This was my second trip to the UK, so I wasn’t shocked by the culture. Last summer, however, I was very surprised with the slight differences that I noticed.

  • Environmentally conscious: I noticed many signs and labels that mentioned this concept.
  • Meal sizes: Lunch is the most important meal of the day in the UK. Even still, it is still not the portions that we are used to in the US. I can remember a lot of the people in my tour group last summer that complained that it wasn’t enough food. This is a stereotype that I saw with my own eyes!
  • Business hours: Most places close around 6 p.m., which I wasn’t prepared for. Really, if you want to go somewhere, the only places that are open are pubs, as the drinking culture is very different from the US.

Unexpected Differences

I thought that the food would be a lot different than in the US. However, much of their diet contains the same as ours, with less taste. Much of the food was bland, which definitely wasn’t what I expected. However, they did have different kinds of dishes that aligned with their cultural history. I tried many of these dishes for the experience and learned that I prefer food from home.

Impact on My View of Agriculture and Other Countries
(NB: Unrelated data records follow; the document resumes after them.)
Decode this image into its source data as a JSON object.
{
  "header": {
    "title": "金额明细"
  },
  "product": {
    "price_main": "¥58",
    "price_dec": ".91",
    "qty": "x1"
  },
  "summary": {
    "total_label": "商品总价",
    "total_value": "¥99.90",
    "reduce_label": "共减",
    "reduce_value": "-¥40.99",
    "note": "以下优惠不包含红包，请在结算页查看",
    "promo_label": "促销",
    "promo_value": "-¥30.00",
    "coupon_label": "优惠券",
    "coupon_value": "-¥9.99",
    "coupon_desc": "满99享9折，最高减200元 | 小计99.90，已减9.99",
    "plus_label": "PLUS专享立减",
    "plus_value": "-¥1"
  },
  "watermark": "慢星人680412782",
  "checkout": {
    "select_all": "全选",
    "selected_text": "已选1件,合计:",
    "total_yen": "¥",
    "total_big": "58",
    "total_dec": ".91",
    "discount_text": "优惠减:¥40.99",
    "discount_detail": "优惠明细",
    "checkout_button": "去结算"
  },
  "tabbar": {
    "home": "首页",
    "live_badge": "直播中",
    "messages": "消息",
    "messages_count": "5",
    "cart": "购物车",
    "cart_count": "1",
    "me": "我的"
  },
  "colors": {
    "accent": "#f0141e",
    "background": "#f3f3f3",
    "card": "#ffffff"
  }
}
My experience with agriculture in the UK helped me to understand the importance of advocating for the industry. When I first visited last summer, I was preparing for my first year of college, and I was able to fully grasp the importance of agriculture as I saw it in different countries. During my trip this year, the experience reinforced my decision to receive an education in agricultural communication, where I can actively exercise advocating for agriculture. These trips also gave me an appreciation for the variation of life that exists in other countries. Without these experiences, I wouldn’t know how others have adapted to fit into their environments throughout history.